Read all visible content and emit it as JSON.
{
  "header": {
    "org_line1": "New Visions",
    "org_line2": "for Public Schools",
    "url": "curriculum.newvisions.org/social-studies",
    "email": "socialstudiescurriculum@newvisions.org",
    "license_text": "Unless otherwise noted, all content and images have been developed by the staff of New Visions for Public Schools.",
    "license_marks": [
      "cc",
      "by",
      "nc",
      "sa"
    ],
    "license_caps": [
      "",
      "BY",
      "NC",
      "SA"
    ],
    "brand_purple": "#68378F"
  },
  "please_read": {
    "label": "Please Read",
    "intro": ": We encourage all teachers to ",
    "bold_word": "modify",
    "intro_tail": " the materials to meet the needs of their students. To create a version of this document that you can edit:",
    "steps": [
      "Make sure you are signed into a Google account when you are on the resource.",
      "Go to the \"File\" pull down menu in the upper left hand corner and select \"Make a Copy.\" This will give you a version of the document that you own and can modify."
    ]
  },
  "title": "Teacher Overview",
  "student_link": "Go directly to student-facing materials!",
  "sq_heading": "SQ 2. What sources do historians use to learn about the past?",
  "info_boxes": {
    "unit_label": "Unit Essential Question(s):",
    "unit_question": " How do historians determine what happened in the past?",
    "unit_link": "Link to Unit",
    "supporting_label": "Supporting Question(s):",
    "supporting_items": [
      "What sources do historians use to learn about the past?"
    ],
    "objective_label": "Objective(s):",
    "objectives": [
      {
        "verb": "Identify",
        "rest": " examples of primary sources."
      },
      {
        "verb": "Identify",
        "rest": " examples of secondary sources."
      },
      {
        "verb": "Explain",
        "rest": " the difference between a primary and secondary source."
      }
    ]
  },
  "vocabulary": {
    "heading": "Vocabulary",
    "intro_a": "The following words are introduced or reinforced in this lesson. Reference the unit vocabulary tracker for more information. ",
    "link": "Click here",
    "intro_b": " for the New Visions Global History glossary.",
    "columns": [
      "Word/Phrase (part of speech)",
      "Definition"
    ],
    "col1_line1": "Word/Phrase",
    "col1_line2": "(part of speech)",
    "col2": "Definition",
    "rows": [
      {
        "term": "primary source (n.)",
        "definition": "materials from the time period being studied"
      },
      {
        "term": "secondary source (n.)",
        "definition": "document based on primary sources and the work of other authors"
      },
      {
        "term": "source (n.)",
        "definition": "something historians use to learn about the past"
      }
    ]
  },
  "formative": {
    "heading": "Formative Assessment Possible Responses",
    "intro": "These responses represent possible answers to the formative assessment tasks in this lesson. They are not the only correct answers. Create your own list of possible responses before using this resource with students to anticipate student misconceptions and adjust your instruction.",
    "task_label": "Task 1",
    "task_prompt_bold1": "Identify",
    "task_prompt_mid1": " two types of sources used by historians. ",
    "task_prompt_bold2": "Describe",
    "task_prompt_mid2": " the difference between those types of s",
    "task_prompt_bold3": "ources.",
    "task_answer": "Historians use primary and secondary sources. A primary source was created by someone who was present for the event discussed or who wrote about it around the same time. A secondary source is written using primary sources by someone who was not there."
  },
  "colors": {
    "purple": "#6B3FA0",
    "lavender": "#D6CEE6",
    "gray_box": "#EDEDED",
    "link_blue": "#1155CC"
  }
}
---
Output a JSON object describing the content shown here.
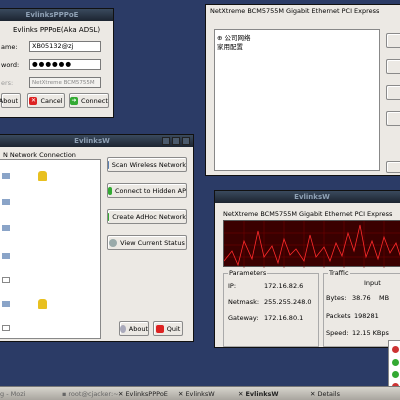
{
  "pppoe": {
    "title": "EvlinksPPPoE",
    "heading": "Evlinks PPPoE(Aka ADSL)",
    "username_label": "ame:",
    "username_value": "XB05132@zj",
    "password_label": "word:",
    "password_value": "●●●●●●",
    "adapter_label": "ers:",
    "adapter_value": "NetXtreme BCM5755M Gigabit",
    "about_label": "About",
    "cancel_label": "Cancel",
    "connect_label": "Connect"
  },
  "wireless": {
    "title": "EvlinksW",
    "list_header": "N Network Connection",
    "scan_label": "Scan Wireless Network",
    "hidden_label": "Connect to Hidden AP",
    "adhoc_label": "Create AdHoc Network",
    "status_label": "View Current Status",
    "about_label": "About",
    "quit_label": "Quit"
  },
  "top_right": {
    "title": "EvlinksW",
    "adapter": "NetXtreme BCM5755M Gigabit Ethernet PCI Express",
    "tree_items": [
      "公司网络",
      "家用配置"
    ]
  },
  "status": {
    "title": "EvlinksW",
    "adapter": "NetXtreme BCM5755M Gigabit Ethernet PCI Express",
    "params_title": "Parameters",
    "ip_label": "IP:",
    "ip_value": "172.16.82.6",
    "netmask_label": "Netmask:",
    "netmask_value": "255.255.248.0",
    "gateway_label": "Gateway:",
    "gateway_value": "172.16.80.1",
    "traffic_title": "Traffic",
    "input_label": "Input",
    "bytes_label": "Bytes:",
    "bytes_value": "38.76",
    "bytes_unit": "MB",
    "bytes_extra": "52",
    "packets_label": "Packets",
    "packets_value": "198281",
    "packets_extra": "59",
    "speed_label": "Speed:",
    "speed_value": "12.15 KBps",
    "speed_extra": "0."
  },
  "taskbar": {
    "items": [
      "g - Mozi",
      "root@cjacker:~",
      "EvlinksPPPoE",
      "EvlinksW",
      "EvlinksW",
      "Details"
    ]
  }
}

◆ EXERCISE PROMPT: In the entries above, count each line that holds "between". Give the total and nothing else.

◆ EXPECTED OUTPUT: 2